Aim of the task: Pictures aside, reproduce exactly each line from the one holding "Transcribe this image's" through the last line of the material, both ends included.

Dataset:
* * * * *
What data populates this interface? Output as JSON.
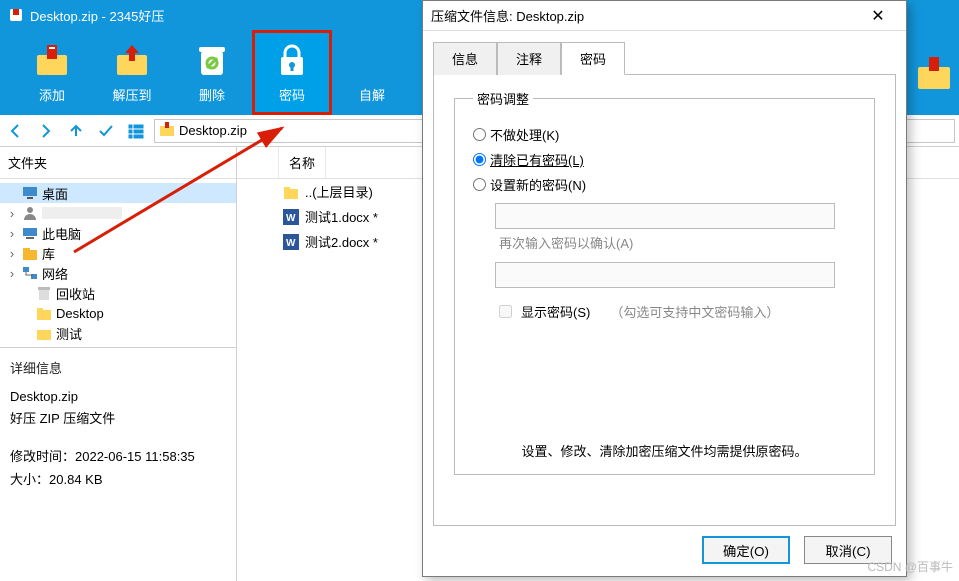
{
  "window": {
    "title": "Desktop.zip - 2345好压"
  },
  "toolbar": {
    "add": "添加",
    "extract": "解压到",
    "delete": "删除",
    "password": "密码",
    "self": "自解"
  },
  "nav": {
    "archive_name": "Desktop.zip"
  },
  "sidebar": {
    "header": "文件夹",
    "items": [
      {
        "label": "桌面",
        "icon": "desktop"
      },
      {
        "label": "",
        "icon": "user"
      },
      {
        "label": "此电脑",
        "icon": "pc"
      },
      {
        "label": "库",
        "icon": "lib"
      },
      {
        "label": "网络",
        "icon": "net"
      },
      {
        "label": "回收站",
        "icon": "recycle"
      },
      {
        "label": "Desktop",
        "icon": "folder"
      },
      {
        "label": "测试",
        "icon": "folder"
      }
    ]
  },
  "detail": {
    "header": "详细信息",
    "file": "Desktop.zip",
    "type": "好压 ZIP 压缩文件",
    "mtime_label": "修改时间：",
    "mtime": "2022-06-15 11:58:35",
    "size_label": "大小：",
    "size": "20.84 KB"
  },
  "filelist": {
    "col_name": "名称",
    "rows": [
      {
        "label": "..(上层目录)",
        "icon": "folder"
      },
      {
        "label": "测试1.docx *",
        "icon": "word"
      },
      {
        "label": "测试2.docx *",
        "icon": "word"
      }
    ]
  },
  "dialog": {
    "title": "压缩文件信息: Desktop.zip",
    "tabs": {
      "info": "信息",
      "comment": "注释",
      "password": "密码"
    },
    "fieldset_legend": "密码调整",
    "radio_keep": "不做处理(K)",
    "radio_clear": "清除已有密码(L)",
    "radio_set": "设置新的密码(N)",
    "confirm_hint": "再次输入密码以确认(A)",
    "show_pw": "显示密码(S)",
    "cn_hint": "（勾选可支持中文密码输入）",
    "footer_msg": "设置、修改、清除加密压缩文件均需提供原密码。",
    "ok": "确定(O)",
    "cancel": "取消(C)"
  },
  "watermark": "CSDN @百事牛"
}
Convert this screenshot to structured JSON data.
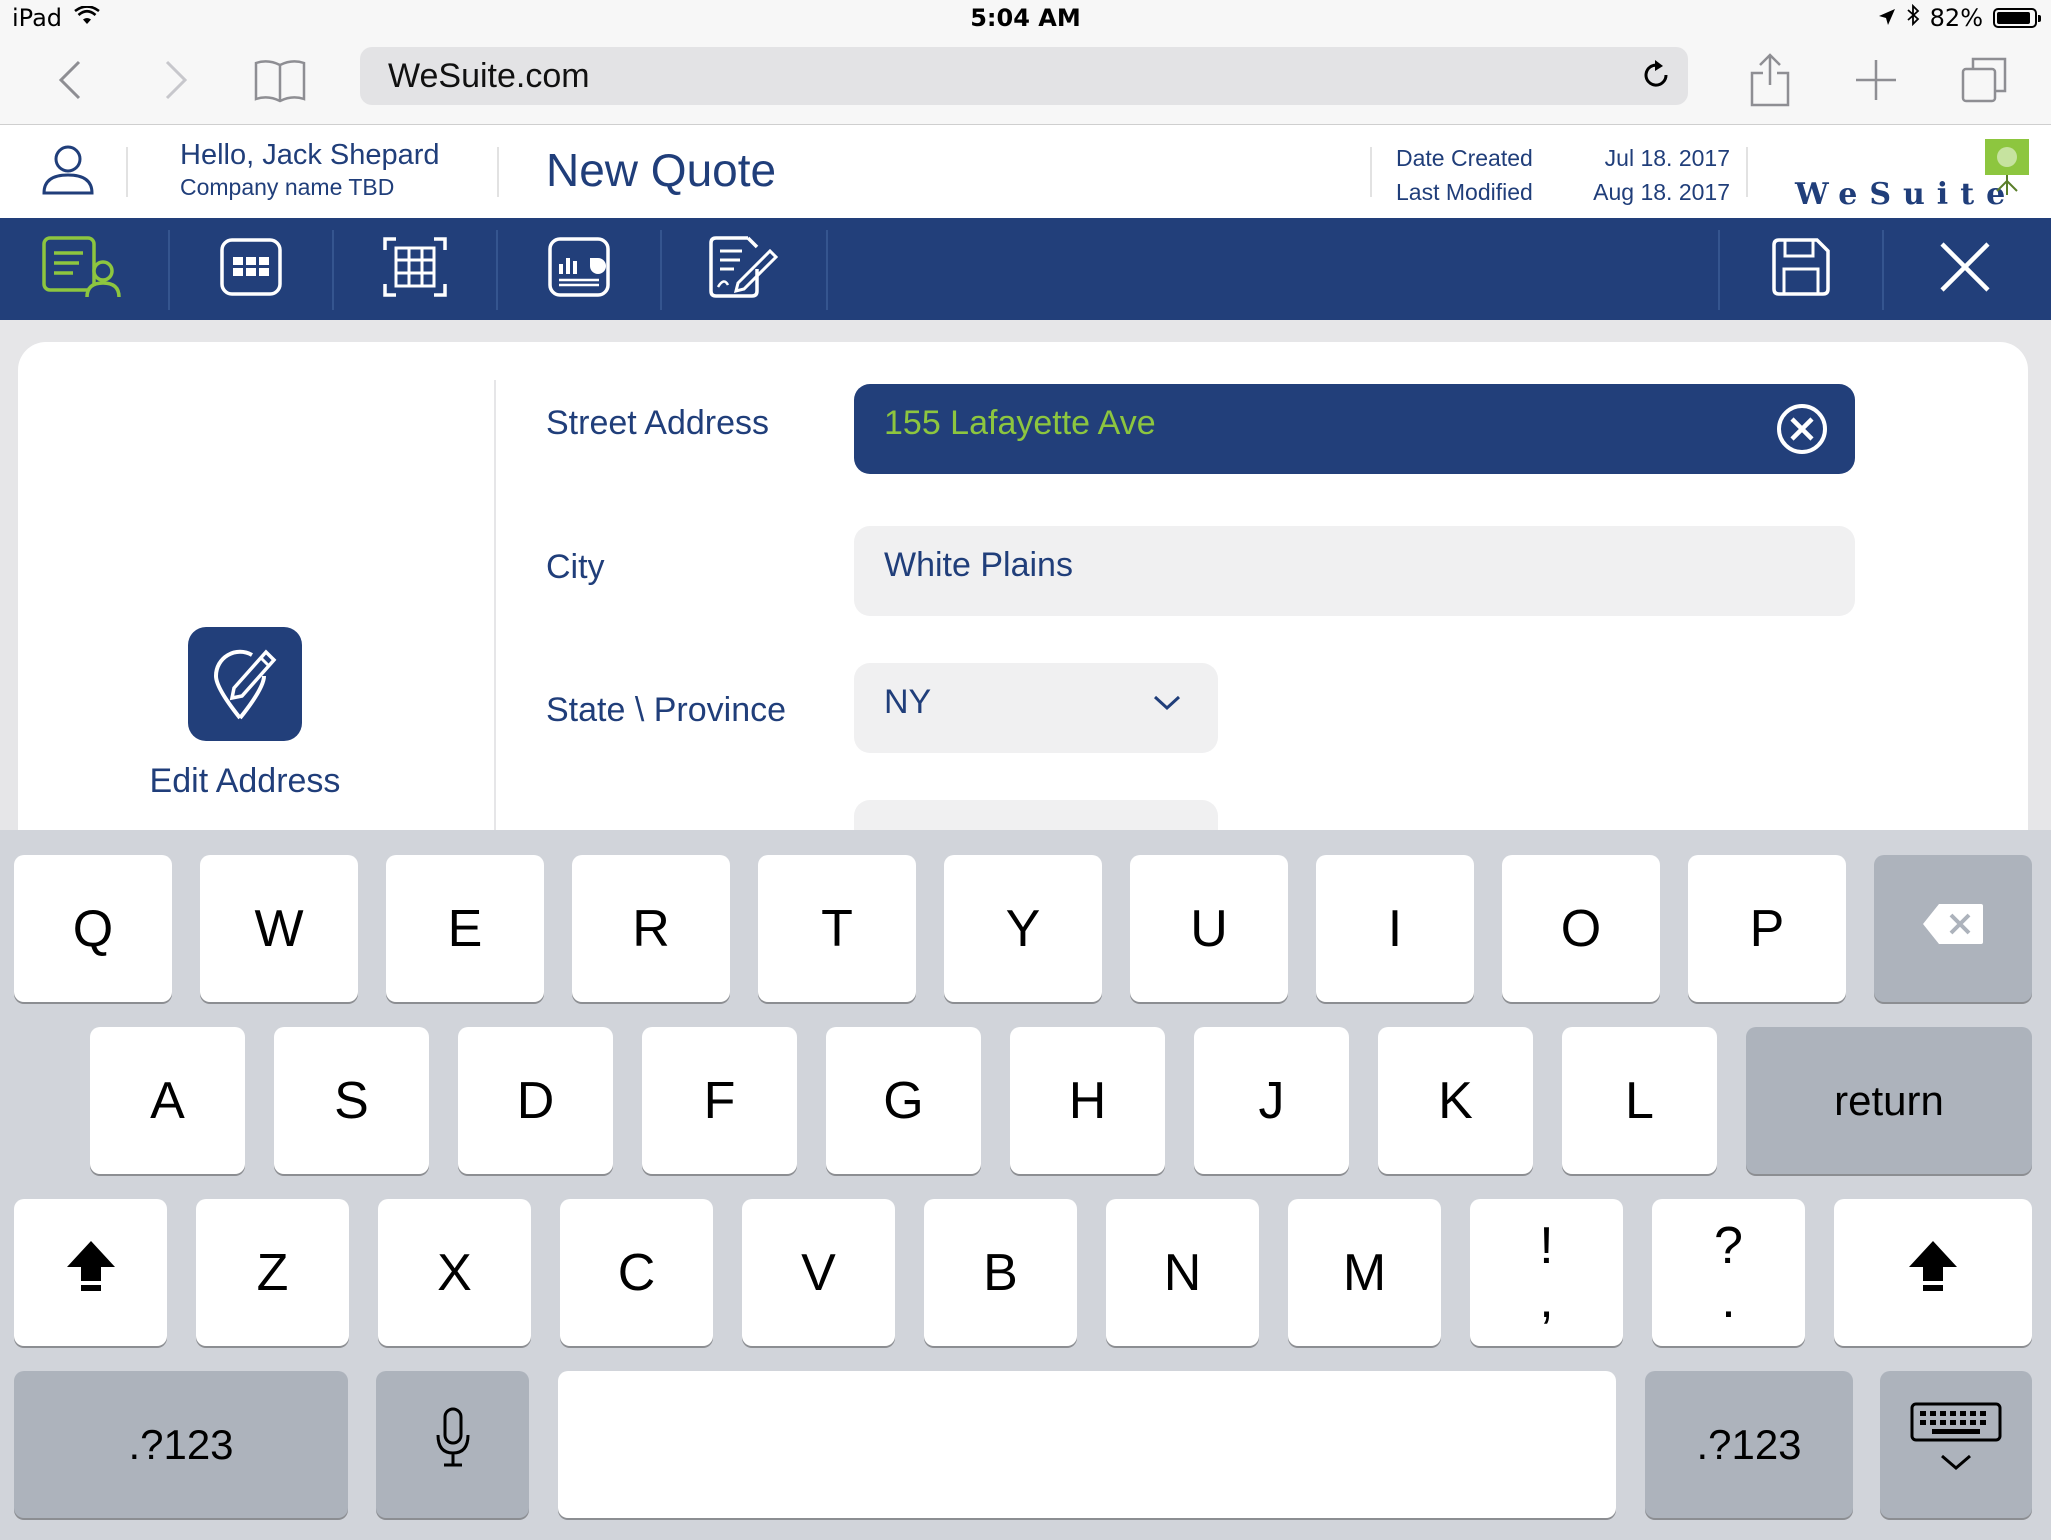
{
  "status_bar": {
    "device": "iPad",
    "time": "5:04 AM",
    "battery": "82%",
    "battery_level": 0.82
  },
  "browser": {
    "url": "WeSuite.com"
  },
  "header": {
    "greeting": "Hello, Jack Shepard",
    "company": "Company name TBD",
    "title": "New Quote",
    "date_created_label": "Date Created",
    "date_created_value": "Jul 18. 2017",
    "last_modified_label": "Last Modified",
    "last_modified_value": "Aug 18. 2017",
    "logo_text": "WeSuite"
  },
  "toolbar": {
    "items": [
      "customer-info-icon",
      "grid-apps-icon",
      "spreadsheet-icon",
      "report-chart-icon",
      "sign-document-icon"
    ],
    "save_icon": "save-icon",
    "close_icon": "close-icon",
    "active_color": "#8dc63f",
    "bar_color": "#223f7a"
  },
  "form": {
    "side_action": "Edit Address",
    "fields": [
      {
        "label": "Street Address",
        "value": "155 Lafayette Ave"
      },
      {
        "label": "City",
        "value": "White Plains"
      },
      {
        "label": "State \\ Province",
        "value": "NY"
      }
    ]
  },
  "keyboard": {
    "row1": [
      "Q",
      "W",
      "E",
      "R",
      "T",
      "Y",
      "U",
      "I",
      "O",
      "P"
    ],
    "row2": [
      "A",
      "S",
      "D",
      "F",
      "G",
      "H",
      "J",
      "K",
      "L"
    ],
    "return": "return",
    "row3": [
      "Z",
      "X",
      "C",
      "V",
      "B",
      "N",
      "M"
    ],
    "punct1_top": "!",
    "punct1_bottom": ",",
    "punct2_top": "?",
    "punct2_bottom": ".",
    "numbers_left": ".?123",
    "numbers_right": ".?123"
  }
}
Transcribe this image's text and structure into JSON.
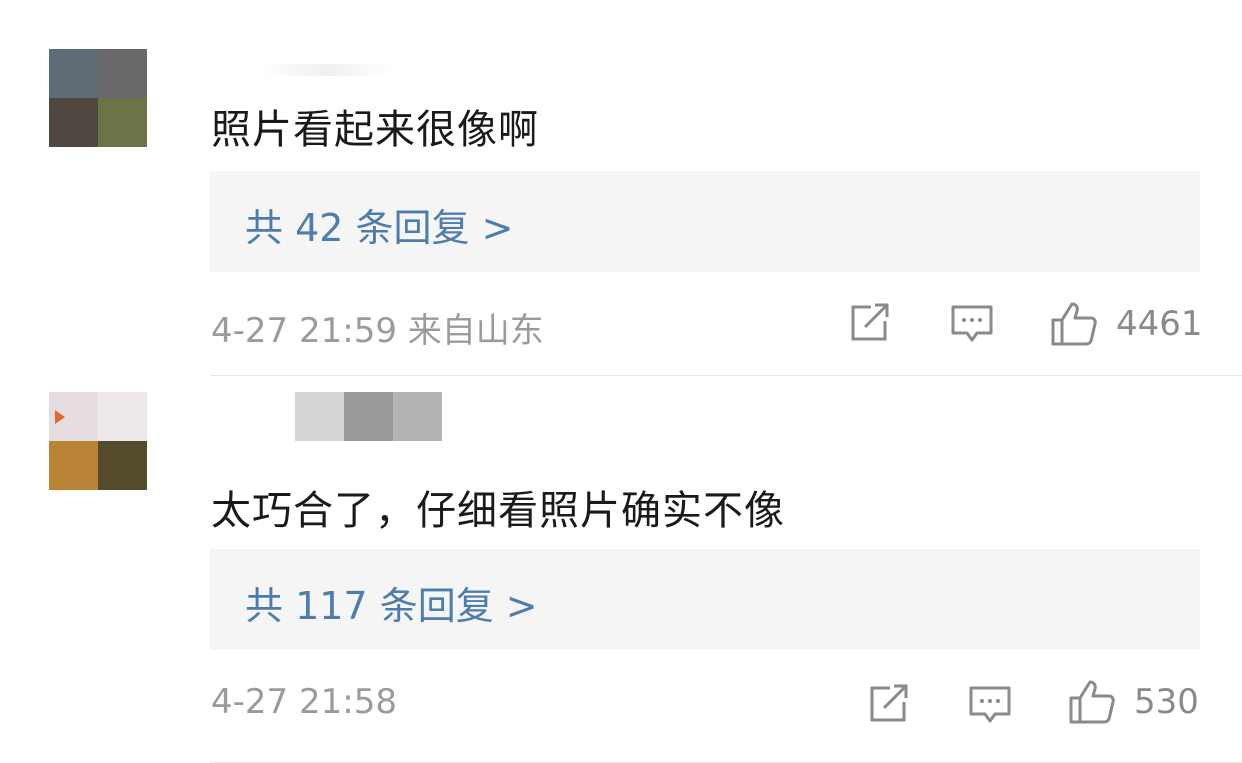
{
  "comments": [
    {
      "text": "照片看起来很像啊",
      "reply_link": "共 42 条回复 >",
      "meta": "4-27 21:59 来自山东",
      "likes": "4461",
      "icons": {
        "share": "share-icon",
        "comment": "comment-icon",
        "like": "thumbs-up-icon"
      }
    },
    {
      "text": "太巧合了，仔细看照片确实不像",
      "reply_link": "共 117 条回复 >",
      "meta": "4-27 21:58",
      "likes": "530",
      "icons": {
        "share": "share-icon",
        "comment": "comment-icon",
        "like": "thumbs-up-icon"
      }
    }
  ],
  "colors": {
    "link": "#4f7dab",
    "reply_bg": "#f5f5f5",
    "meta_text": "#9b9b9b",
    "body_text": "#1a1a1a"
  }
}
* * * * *
Response below:
Transcribe this image's text and structure into JSON.
{
  "comments": [
    {
      "text": "照片看起来很像啊",
      "reply_link": "共 42 条回复 >",
      "meta": "4-27 21:59 来自山东",
      "likes": "4461",
      "icons": {
        "share": "share-icon",
        "comment": "comment-icon",
        "like": "thumbs-up-icon"
      }
    },
    {
      "text": "太巧合了，仔细看照片确实不像",
      "reply_link": "共 117 条回复 >",
      "meta": "4-27 21:58",
      "likes": "530",
      "icons": {
        "share": "share-icon",
        "comment": "comment-icon",
        "like": "thumbs-up-icon"
      }
    }
  ],
  "colors": {
    "link": "#4f7dab",
    "reply_bg": "#f5f5f5",
    "meta_text": "#9b9b9b",
    "body_text": "#1a1a1a"
  }
}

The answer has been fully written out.